Saturday, March 24, 2007

Warblers and Doves

This morning I was out for about 3 hours birding the neighborhood. There was lots of activity on Stillforest. Most winter species are still around and new northbound migrants are appearing. All the birds are starting to sing too, so many birds I recorded this morning I only heard. The highlight of the morning was finding 3 Black-throated Green Warblers. Two were singing males in bright breeding plumage. All together I saw 5 species of warblers this morning, including Yellow-rumped, Black-and-white, Orange-crowned, and a single Nashville. On the floodplain property I found a Swamp Sparrow which is unusual for the neighborhood.

Near where the two creeks meet at the end of Meadowheath I took the above picture of two doves. The one on the left is a Mourning Dove. See how it's slightly smaller overall and has a slender pointed tail. The one on the right is a White-winged Dove. It's a larger and slightly bulkier bird and has a wider tail which is squared off at the end. These differences in body shapes and tails are a great way to distinguish these two species of doves at a distance. White-winged is much more common in our neighborhood, but I'm starting to see more Mourning Doves around now that spring has begun. See if you can spot examples of both! For more information about our neighborhood doves (including more ways to tell them apart) see my NASWC article here.

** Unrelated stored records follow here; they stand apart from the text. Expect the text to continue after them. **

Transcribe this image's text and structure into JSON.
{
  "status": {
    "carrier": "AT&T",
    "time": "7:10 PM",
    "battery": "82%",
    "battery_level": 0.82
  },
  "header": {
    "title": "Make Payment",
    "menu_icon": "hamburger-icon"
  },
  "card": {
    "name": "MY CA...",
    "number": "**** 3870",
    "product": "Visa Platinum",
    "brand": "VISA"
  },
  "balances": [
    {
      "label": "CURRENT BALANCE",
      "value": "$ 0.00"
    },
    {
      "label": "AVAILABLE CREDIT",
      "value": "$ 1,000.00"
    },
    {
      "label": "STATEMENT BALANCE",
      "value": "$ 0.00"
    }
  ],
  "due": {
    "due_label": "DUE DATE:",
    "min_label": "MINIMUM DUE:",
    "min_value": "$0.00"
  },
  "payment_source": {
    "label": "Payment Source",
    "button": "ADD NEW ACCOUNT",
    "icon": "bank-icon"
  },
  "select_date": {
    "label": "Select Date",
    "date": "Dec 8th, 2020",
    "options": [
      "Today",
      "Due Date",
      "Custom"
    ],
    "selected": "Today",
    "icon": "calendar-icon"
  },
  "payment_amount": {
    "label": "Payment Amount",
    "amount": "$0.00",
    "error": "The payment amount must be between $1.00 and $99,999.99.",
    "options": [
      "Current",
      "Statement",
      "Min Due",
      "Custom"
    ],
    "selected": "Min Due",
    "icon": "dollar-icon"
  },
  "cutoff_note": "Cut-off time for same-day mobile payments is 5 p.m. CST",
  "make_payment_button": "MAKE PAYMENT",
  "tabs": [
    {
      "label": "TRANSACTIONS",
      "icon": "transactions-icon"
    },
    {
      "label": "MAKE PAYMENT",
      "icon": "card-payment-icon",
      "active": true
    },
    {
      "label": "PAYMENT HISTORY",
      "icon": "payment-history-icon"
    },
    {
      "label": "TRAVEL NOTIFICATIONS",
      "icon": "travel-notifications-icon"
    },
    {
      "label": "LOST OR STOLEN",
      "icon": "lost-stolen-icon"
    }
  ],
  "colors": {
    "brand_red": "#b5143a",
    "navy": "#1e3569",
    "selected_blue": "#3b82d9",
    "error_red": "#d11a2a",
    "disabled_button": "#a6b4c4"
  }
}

1 comment:

Anonymous said...

Wow, I never realized the Mourning Doves have a pointed tail while the White-winged Doves have a wider more squared off tail. Thanks!